Located in an area with a high houseless population, the church has had people living on its property ever since it opened.
Huff explained that the idea for Agape Village was inspired by seeing the work that other churches in the area have done through programs like Opportunity Village in Eugene, Dignity Village in Portland and Kenton Woman’s Village in Portland.
According to Huff, the model that will be implemented by Agape Village will take bits and pieces from all the other villages that Huff visited.
Construction on Agape Village began last summer. The work is being done by a volunteer workforce that builds primarily only on Fridays and Saturdays. The village will consist of about 15 “sleeping pods” that measure 96 square feet in area.
The pods won’t have electricity, plumbing or heating but will have solar powered batteries that will allow residents to charge a cellphone. The pods will also be insulated.

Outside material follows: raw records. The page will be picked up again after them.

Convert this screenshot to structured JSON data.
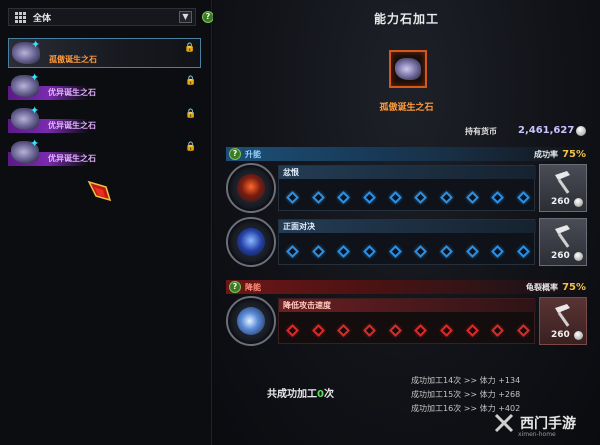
{
  "filter": {
    "label": "全体",
    "dropdown_glyph": "▼",
    "help_glyph": "?"
  },
  "stone_list": [
    {
      "name": "孤傲诞生之石",
      "selected": true,
      "color": "#ff9a3c",
      "lock_glyph": "🔒"
    },
    {
      "name": "优异诞生之石",
      "selected": false,
      "color": "#e2b0ff",
      "lock_glyph": "🔒"
    },
    {
      "name": "优异诞生之石",
      "selected": false,
      "color": "#e2b0ff",
      "lock_glyph": "🔒"
    },
    {
      "name": "优异诞生之石",
      "selected": false,
      "color": "#e2b0ff",
      "lock_glyph": "🔒"
    }
  ],
  "panel": {
    "title": "能力石加工",
    "stone_name": "孤傲诞生之石",
    "currency_label": "持有货币",
    "currency_value": "2,461,627"
  },
  "upgrade": {
    "section_title": "升能",
    "rate_label": "成功率",
    "rate_value": "75%",
    "effects": [
      {
        "name": "忿恨",
        "cost": "260",
        "slots": 10
      },
      {
        "name": "正面对决",
        "cost": "260",
        "slots": 10
      }
    ]
  },
  "downgrade": {
    "section_title": "降能",
    "rate_label": "龟裂概率",
    "rate_value": "75%",
    "effects": [
      {
        "name": "降低攻击速度",
        "cost": "260",
        "slots": 10
      }
    ]
  },
  "summary": {
    "prefix": "共成功加工",
    "count": "0",
    "suffix": "次"
  },
  "bonuses": [
    "成功加工14次 >> 体力 +134",
    "成功加工15次 >> 体力 +268",
    "成功加工16次 >> 体力 +402"
  ],
  "watermark": {
    "text": "西门手游",
    "url": "ximen-home"
  },
  "colors": {
    "accent_gold": "#f2c24a",
    "upgrade_blue": "#2f8fe0",
    "downgrade_red": "#d82c2c",
    "success_green": "#5be05b"
  },
  "icons": {
    "grid": "grid-icon",
    "help": "help-icon",
    "lock": "lock-icon",
    "hammer": "hammer-icon",
    "coin": "coin-icon"
  }
}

The village will feature a central common area, a kitchen, bathroom, and shower.
The village will be self-governed and overseen by the Agape Village Board. The village will be monitored 24/7 by volunteers and residents. The village will be fenced off and residents will be required to check in and out as they leave and enter.

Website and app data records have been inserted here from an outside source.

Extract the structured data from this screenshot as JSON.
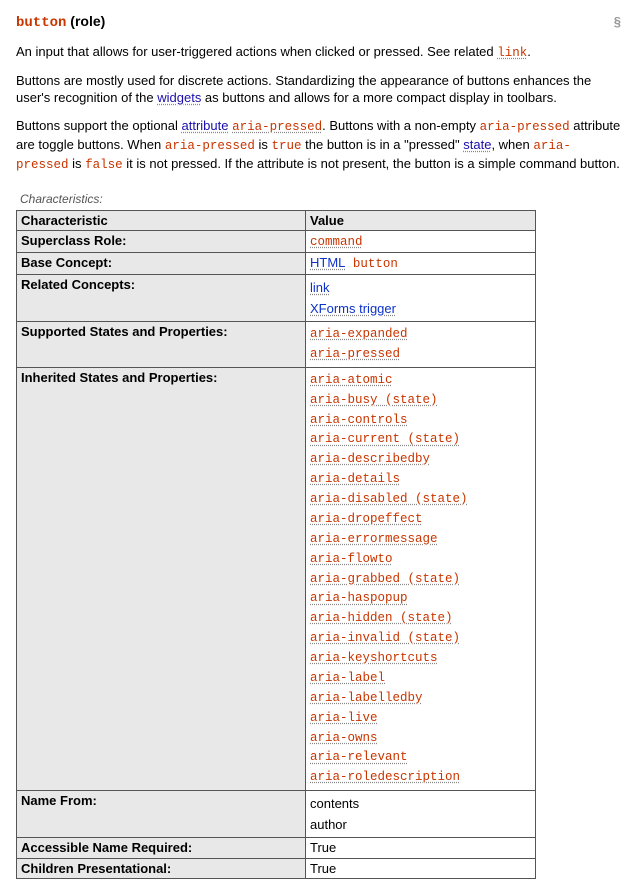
{
  "header": {
    "role_code": "button",
    "role_suffix": " (role)",
    "permalink": "§"
  },
  "intro": {
    "p1_pre": "An input that allows for user-triggered actions when clicked or pressed. See related ",
    "p1_link": "link",
    "p1_post": ".",
    "p2_pre": "Buttons are mostly used for discrete actions. Standardizing the appearance of buttons enhances the user's recognition of the ",
    "p2_link": "widgets",
    "p2_post": " as buttons and allows for a more compact display in toolbars.",
    "p3_a": "Buttons support the optional ",
    "p3_attr_word": "attribute",
    "p3_sp": " ",
    "p3_aria1": "aria-pressed",
    "p3_b": ". Buttons with a non-empty ",
    "p3_aria2": "aria-pressed",
    "p3_c": " attribute are toggle buttons. When ",
    "p3_aria3": "aria-pressed",
    "p3_d": " is ",
    "p3_true": "true",
    "p3_e": " the button is in a \"pressed\" ",
    "p3_state": "state",
    "p3_f": ", when ",
    "p3_aria4": "aria-pressed",
    "p3_g": " is ",
    "p3_false": "false",
    "p3_h": " it is not pressed. If the attribute is not present, the button is a simple command button."
  },
  "table": {
    "caption": "Characteristics:",
    "head_char": "Characteristic",
    "head_value": "Value",
    "rows": {
      "superclass": {
        "label": "Superclass Role:",
        "value_link": "command"
      },
      "base_concept": {
        "label": "Base Concept:",
        "html_link": "HTML",
        "button_code": " button"
      },
      "related_concepts": {
        "label": "Related Concepts:",
        "items": [
          "link",
          "XForms trigger"
        ]
      },
      "supported": {
        "label": "Supported States and Properties:",
        "items": [
          "aria-expanded",
          "aria-pressed"
        ]
      },
      "inherited": {
        "label": "Inherited States and Properties:",
        "items": [
          "aria-atomic",
          "aria-busy (state)",
          "aria-controls",
          "aria-current (state)",
          "aria-describedby",
          "aria-details",
          "aria-disabled (state)",
          "aria-dropeffect",
          "aria-errormessage",
          "aria-flowto",
          "aria-grabbed (state)",
          "aria-haspopup",
          "aria-hidden (state)",
          "aria-invalid (state)",
          "aria-keyshortcuts",
          "aria-label",
          "aria-labelledby",
          "aria-live",
          "aria-owns",
          "aria-relevant",
          "aria-roledescription"
        ]
      },
      "name_from": {
        "label": "Name From:",
        "items": [
          "contents",
          "author"
        ]
      },
      "acc_name_req": {
        "label": "Accessible Name Required:",
        "value": "True"
      },
      "children_pres": {
        "label": "Children Presentational:",
        "value": "True"
      }
    }
  }
}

The hope is to officially open Agape Village in June or July, Huff said.
Those who desire to stay at Agape Village will need to go through an application and screening process that will weed out sexual offenders.
Residents of the village will be expected to follow five basic rules: no violence, no theft, no alcohol/drugs, no disruptive behavior and everyone must put in volunteer hours for the betterment of the community.
Residents will also be expected to take part in weekly meetings.
Huff said there will be a maximum population in the village of 25. That means that some pods could be given to houseless couples but the rest will be only for singles.
While the project will provide shelter to those without a home, the goal is to provide a safe place for the homeless community to transition into permanent housing and “healthier life.”
“The ultimate goal is to create a village which involves the entire community in giving our neighbors a hand-up,” the Agape Village website explains. “We want this village to be a win-win for everyone - making our community safer while giving people a chance to find health and stability.”
Huff explained that while there won’t be employment benchmarks residents will have to meet in order to stay in the village, he said that the program is looking for residents to show evidence that they are moving forward in the program.
“The idea is that it's transitional and that you're moving and working towards something,” Huff stressed. “And so if you're going to come here and not want to do anything, it's going to be pretty uncomfortable for you to be there. The idea [is] that these aren't your forever homes, that they're a place where you can find safety and stability in the relationship that you need to move on to wherever God wants to have you in life.”
Each resident will be assigned a case manager who will be responsible for helping the residents find employment. The case managers will not directly work for Agape Village but rather one of the village’s partner organizations.
The hope, Huff said, is to get 15 different churches to adopt each of the pods.
”I'm just asking for them to come and be friends with the people in it,” said Huff. “And then the church can love them and give them socks if they need socks or wish them a happy birthday.”
Church attendance will not be required to be part of the program.
Although the idea for a homeless village like Agape Village is not new, Huff believes Agape Village is the first in Portland to be built on church property.
There are a number of factors playing into the high level of homelessness in Portland, Huff said, including rising rent and drug addiction.
“And in our particular area or neighborhood, there are no shelters,” he said. “The shelters that are open are full and more downtown. People don't have a place to go to. So they end up here.”
Agape Village is partnering with various organizations such as a local hospital to provide Agape Village residents with services like peer-to-peer counseling, drug and alcohol rehabilitation, mentor support, and case management. Huff said that there are at least 15 outside organizations and other churches that have partnered with Agape Village.
Although Agape Village is a nonprofit entity separate from the church, Huff stressed that it is still a ministry of Central Church of the Nazarene. He explained that creating a separate nonprofit makes it much easier to get government grants.
A fundraising dinner was held earlier this month in which over $11,000 was raised to benefit Agape Village. According to the village’s Facebook page, enough money was raised to cover operating and building expenses through 2020.